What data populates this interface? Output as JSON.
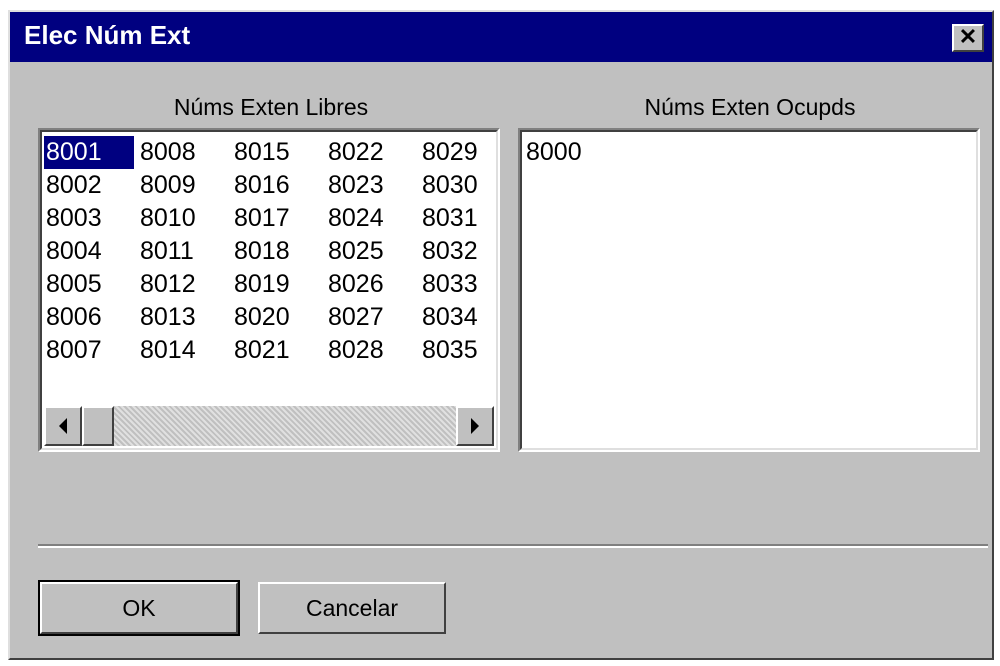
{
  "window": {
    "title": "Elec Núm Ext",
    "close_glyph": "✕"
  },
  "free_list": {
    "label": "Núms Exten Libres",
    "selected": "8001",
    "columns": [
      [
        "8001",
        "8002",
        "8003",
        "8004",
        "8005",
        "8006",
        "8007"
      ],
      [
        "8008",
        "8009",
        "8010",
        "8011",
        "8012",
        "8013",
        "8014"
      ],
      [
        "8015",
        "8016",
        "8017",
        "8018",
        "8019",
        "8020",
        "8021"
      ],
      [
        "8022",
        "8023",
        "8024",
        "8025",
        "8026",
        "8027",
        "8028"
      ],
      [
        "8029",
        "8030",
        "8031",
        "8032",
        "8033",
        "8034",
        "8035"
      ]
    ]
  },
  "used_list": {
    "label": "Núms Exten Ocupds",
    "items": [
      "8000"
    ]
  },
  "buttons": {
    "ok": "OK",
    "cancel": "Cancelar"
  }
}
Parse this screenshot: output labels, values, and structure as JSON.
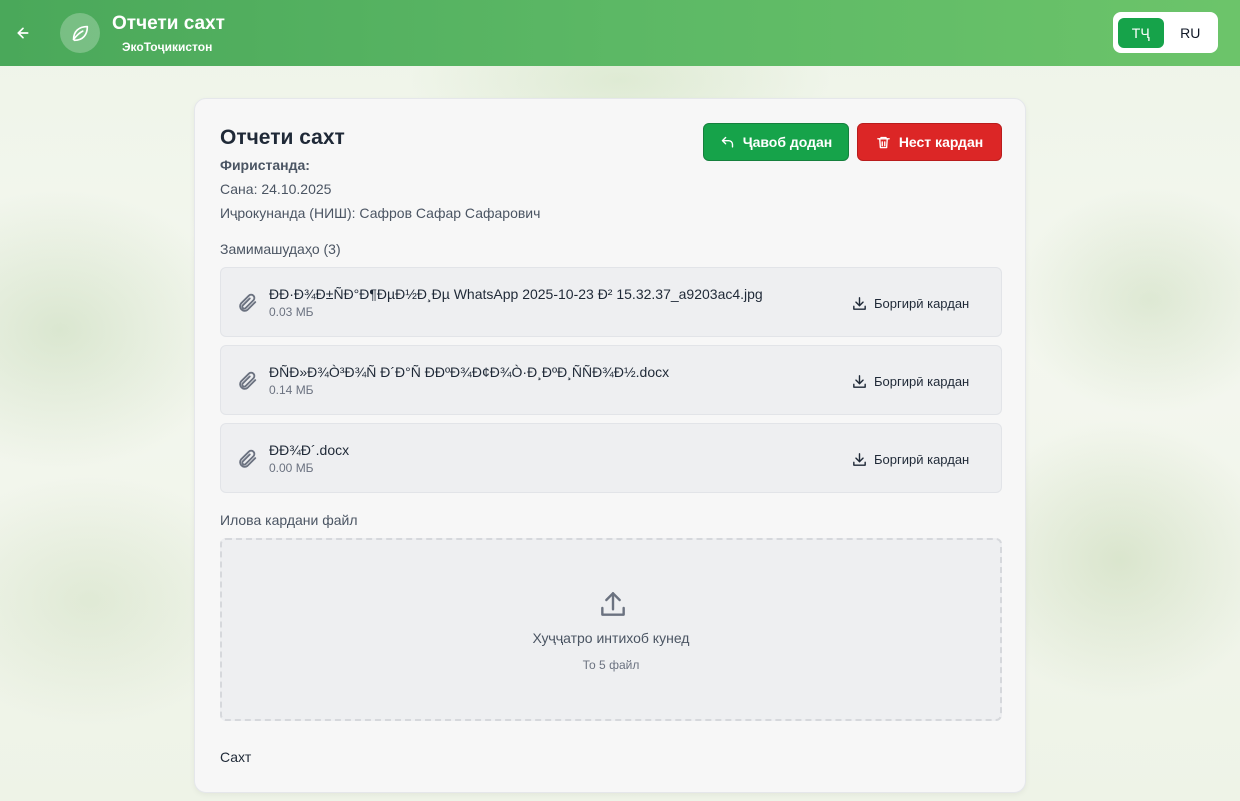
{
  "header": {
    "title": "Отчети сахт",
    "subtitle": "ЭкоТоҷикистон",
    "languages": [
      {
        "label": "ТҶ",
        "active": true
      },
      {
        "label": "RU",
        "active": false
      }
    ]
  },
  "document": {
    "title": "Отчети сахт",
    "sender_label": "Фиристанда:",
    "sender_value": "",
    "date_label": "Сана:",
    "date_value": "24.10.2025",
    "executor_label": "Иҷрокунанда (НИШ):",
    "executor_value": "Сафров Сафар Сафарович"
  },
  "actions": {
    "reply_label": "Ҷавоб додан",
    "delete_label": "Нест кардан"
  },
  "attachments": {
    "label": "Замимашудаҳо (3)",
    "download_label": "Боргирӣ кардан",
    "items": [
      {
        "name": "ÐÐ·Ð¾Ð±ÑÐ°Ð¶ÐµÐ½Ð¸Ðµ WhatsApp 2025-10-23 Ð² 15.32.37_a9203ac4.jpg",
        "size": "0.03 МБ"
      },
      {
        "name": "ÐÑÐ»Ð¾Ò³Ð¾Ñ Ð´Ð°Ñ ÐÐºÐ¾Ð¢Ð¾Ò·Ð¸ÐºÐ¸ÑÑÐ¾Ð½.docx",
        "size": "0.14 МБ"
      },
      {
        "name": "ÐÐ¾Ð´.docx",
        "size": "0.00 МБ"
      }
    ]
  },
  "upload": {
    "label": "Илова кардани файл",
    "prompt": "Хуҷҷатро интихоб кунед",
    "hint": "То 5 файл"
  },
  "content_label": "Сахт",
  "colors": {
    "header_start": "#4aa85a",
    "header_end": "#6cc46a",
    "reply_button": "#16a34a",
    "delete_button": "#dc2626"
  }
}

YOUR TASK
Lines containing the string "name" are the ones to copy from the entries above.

COMPLETED EXERCISE
        "name": "ÐÐ·Ð¾Ð±ÑÐ°Ð¶ÐµÐ½Ð¸Ðµ WhatsApp 2025-10-23 Ð² 15.32.37_a9203ac4.jpg",
        "name": "ÐÑÐ»Ð¾Ò³Ð¾Ñ Ð´Ð°Ñ ÐÐºÐ¾Ð¢Ð¾Ò·Ð¸ÐºÐ¸ÑÑÐ¾Ð½.docx",
        "name": "ÐÐ¾Ð´.docx",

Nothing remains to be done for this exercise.